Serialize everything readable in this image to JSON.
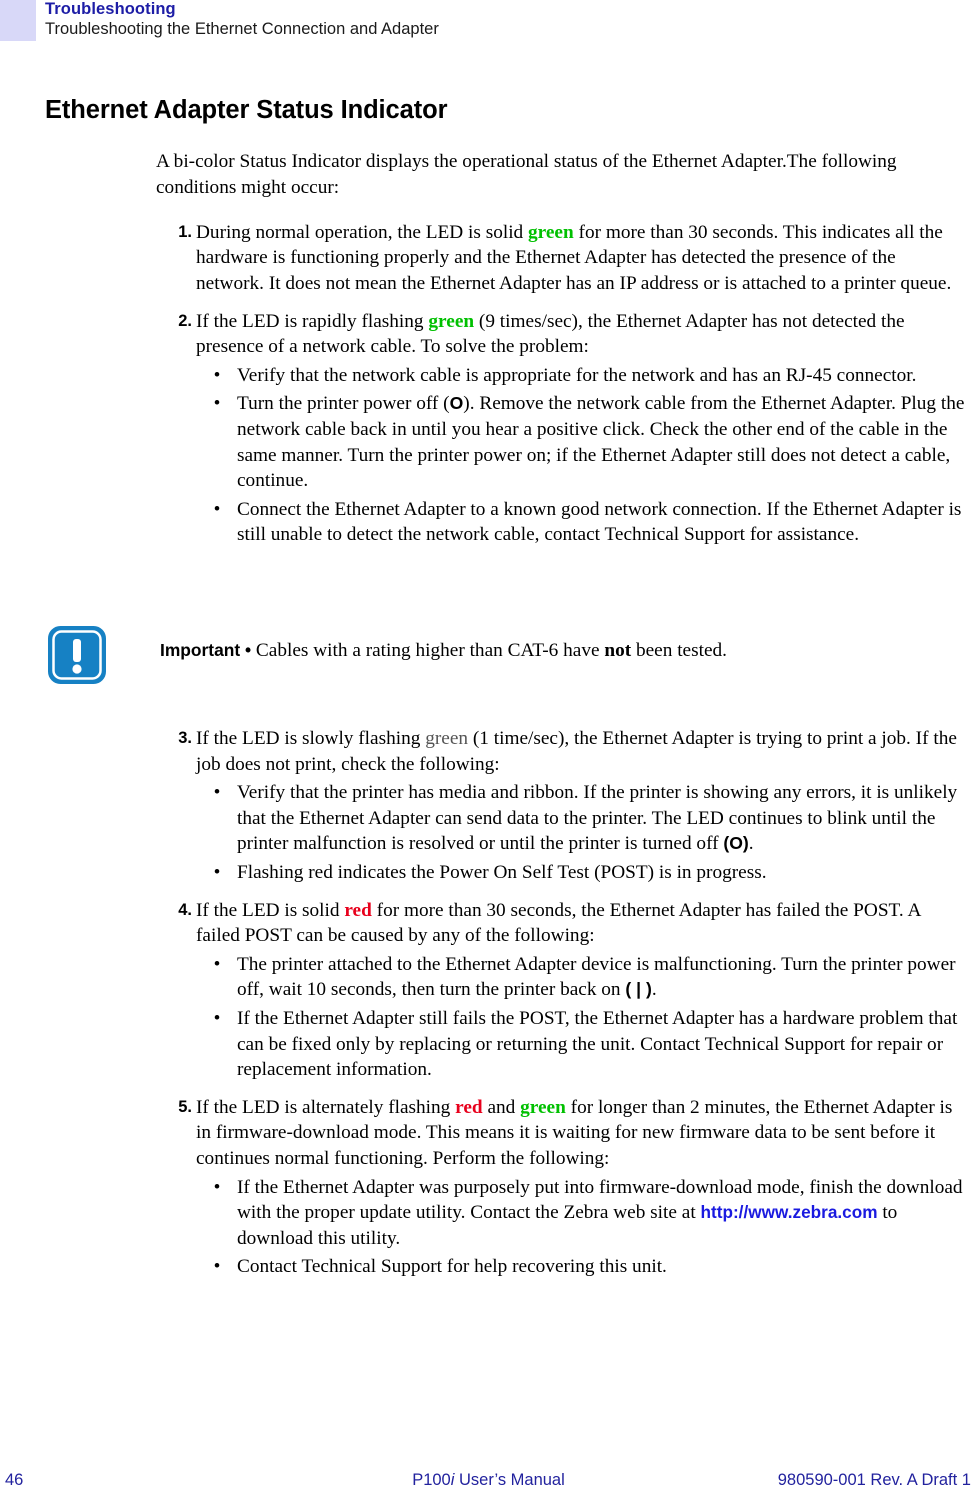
{
  "header": {
    "chapter": "Troubleshooting",
    "section": "Troubleshooting the Ethernet Connection and Adapter",
    "swatch_color": "#d8d8f8",
    "chapter_color": "#1d1da6"
  },
  "heading": "Ethernet Adapter Status Indicator",
  "intro": "A bi-color Status Indicator displays the operational status of the Ethernet Adapter.The following conditions might occur:",
  "colors": {
    "green": "#00c000",
    "red": "#e8001c",
    "link": "#1a1ae0",
    "footer": "#22229e",
    "note_blue": "#1681c4"
  },
  "steps": [
    {
      "number": "1.",
      "text_1": "During normal operation, the LED is solid ",
      "kw_1": "green",
      "kw_1_style": "green",
      "text_2": " for more than 30 seconds. This indicates all the hardware is functioning properly and the Ethernet Adapter has detected the presence of the network. It does not mean the Ethernet Adapter has an IP address or is attached to a printer queue.",
      "bullets": []
    },
    {
      "number": "2.",
      "text_1": "If the LED is rapidly flashing ",
      "kw_1": "green",
      "kw_1_style": "green",
      "text_2": " (9 times/sec), the Ethernet Adapter has not detected the presence of a network cable. To solve the problem:",
      "bullets": [
        {
          "marker": "•",
          "text_1": "Verify that the network cable is appropriate for the network and has an RJ-45 connector.",
          "sym": "",
          "text_2": ""
        },
        {
          "marker": "•",
          "text_1": "Turn the printer power off (",
          "sym": "O",
          "text_2": "). Remove the network cable from the Ethernet Adapter. Plug the network cable back in until you hear a positive click. Check the other end of the cable in the same manner. Turn the printer power on; if the Ethernet Adapter still does not detect a cable, continue."
        },
        {
          "marker": "•",
          "text_1": "Connect the Ethernet Adapter to a known good network connection. If the Ethernet Adapter is still unable to detect the network cable, contact Technical Support for assistance.",
          "sym": "",
          "text_2": ""
        }
      ]
    }
  ],
  "note": {
    "icon_name": "important-exclamation-icon",
    "label": "Important •",
    "text_1": " Cables with a rating higher than CAT-6 have ",
    "emphasis": "not",
    "text_2": " been tested."
  },
  "steps_after_note": [
    {
      "number": "3.",
      "text_1": "If the LED is slowly flashing ",
      "kw_1": "green",
      "kw_1_style": "plain",
      "text_2": " (1 time/sec), the Ethernet Adapter is trying to print a job. If the job does not print, check the following:",
      "bullets": [
        {
          "marker": "•",
          "text_1": "Verify that the printer has media and ribbon. If the printer is showing any errors, it is unlikely that the Ethernet Adapter can send data to the printer. The LED continues to blink until the printer malfunction is resolved or until the printer is turned off ",
          "sym": "(O)",
          "text_2": "."
        },
        {
          "marker": "•",
          "text_1": "Flashing red indicates the Power On Self Test (POST) is in progress.",
          "sym": "",
          "text_2": ""
        }
      ]
    },
    {
      "number": "4.",
      "text_1": "If the LED is solid ",
      "kw_1": "red",
      "kw_1_style": "red",
      "text_2": " for more than 30 seconds, the Ethernet Adapter has failed the POST. A failed POST can be caused by any of the following:",
      "bullets": [
        {
          "marker": "•",
          "text_1": "The printer attached to the Ethernet Adapter device is malfunctioning. Turn the printer power off, wait 10 seconds, then turn the printer back on ",
          "sym": "( | )",
          "text_2": "."
        },
        {
          "marker": "•",
          "text_1": "If the Ethernet Adapter still fails the POST, the Ethernet Adapter has a hardware problem that can be fixed only by replacing or returning the unit. Contact Technical Support for repair or replacement information.",
          "sym": "",
          "text_2": ""
        }
      ]
    },
    {
      "number": "5.",
      "text_1": "If the LED is alternately flashing ",
      "kw_1": "red",
      "kw_1_style": "red",
      "text_mid": " and ",
      "kw_2": "green",
      "kw_2_style": "green",
      "text_2": " for longer than 2 minutes, the Ethernet Adapter is in firmware-download mode. This means it is waiting for new firmware data to be sent before it continues normal functioning. Perform the following:",
      "bullets": [
        {
          "marker": "•",
          "text_1": "If the Ethernet Adapter was purposely put into firmware-download mode, finish the download with the proper update utility. Contact the Zebra web site at ",
          "url": "http://www.zebra.com",
          "text_2": " to download this utility."
        },
        {
          "marker": "•",
          "text_1": "Contact Technical Support for help recovering this unit.",
          "url": "",
          "text_2": ""
        }
      ]
    }
  ],
  "footer": {
    "page_number": "46",
    "manual_prefix": "P100",
    "manual_italic": "i",
    "manual_suffix": " User’s Manual",
    "doc_id": "980590-001 Rev. A Draft 1"
  }
}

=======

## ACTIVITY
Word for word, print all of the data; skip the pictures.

## ANSWER TO THIS EXERCISE
Serialize everything readable in this image to JSON.
{
  "header": {
    "chapter": "Troubleshooting",
    "section": "Troubleshooting the Ethernet Connection and Adapter",
    "swatch_color": "#d8d8f8",
    "chapter_color": "#1d1da6"
  },
  "heading": "Ethernet Adapter Status Indicator",
  "intro": "A bi-color Status Indicator displays the operational status of the Ethernet Adapter.The following conditions might occur:",
  "colors": {
    "green": "#00c000",
    "red": "#e8001c",
    "link": "#1a1ae0",
    "footer": "#22229e",
    "note_blue": "#1681c4"
  },
  "steps": [
    {
      "number": "1.",
      "text_1": "During normal operation, the LED is solid ",
      "kw_1": "green",
      "kw_1_style": "green",
      "text_2": " for more than 30 seconds. This indicates all the hardware is functioning properly and the Ethernet Adapter has detected the presence of the network. It does not mean the Ethernet Adapter has an IP address or is attached to a printer queue.",
      "bullets": []
    },
    {
      "number": "2.",
      "text_1": "If the LED is rapidly flashing ",
      "kw_1": "green",
      "kw_1_style": "green",
      "text_2": " (9 times/sec), the Ethernet Adapter has not detected the presence of a network cable. To solve the problem:",
      "bullets": [
        {
          "marker": "•",
          "text_1": "Verify that the network cable is appropriate for the network and has an RJ-45 connector.",
          "sym": "",
          "text_2": ""
        },
        {
          "marker": "•",
          "text_1": "Turn the printer power off (",
          "sym": "O",
          "text_2": "). Remove the network cable from the Ethernet Adapter. Plug the network cable back in until you hear a positive click. Check the other end of the cable in the same manner. Turn the printer power on; if the Ethernet Adapter still does not detect a cable, continue."
        },
        {
          "marker": "•",
          "text_1": "Connect the Ethernet Adapter to a known good network connection. If the Ethernet Adapter is still unable to detect the network cable, contact Technical Support for assistance.",
          "sym": "",
          "text_2": ""
        }
      ]
    }
  ],
  "note": {
    "icon_name": "important-exclamation-icon",
    "label": "Important •",
    "text_1": " Cables with a rating higher than CAT-6 have ",
    "emphasis": "not",
    "text_2": " been tested."
  },
  "steps_after_note": [
    {
      "number": "3.",
      "text_1": "If the LED is slowly flashing ",
      "kw_1": "green",
      "kw_1_style": "plain",
      "text_2": " (1 time/sec), the Ethernet Adapter is trying to print a job. If the job does not print, check the following:",
      "bullets": [
        {
          "marker": "•",
          "text_1": "Verify that the printer has media and ribbon. If the printer is showing any errors, it is unlikely that the Ethernet Adapter can send data to the printer. The LED continues to blink until the printer malfunction is resolved or until the printer is turned off ",
          "sym": "(O)",
          "text_2": "."
        },
        {
          "marker": "•",
          "text_1": "Flashing red indicates the Power On Self Test (POST) is in progress.",
          "sym": "",
          "text_2": ""
        }
      ]
    },
    {
      "number": "4.",
      "text_1": "If the LED is solid ",
      "kw_1": "red",
      "kw_1_style": "red",
      "text_2": " for more than 30 seconds, the Ethernet Adapter has failed the POST. A failed POST can be caused by any of the following:",
      "bullets": [
        {
          "marker": "•",
          "text_1": "The printer attached to the Ethernet Adapter device is malfunctioning. Turn the printer power off, wait 10 seconds, then turn the printer back on ",
          "sym": "( | )",
          "text_2": "."
        },
        {
          "marker": "•",
          "text_1": "If the Ethernet Adapter still fails the POST, the Ethernet Adapter has a hardware problem that can be fixed only by replacing or returning the unit. Contact Technical Support for repair or replacement information.",
          "sym": "",
          "text_2": ""
        }
      ]
    },
    {
      "number": "5.",
      "text_1": "If the LED is alternately flashing ",
      "kw_1": "red",
      "kw_1_style": "red",
      "text_mid": " and ",
      "kw_2": "green",
      "kw_2_style": "green",
      "text_2": " for longer than 2 minutes, the Ethernet Adapter is in firmware-download mode. This means it is waiting for new firmware data to be sent before it continues normal functioning. Perform the following:",
      "bullets": [
        {
          "marker": "•",
          "text_1": "If the Ethernet Adapter was purposely put into firmware-download mode, finish the download with the proper update utility. Contact the Zebra web site at ",
          "url": "http://www.zebra.com",
          "text_2": " to download this utility."
        },
        {
          "marker": "•",
          "text_1": "Contact Technical Support for help recovering this unit.",
          "url": "",
          "text_2": ""
        }
      ]
    }
  ],
  "footer": {
    "page_number": "46",
    "manual_prefix": "P100",
    "manual_italic": "i",
    "manual_suffix": " User’s Manual",
    "doc_id": "980590-001 Rev. A Draft 1"
  }
}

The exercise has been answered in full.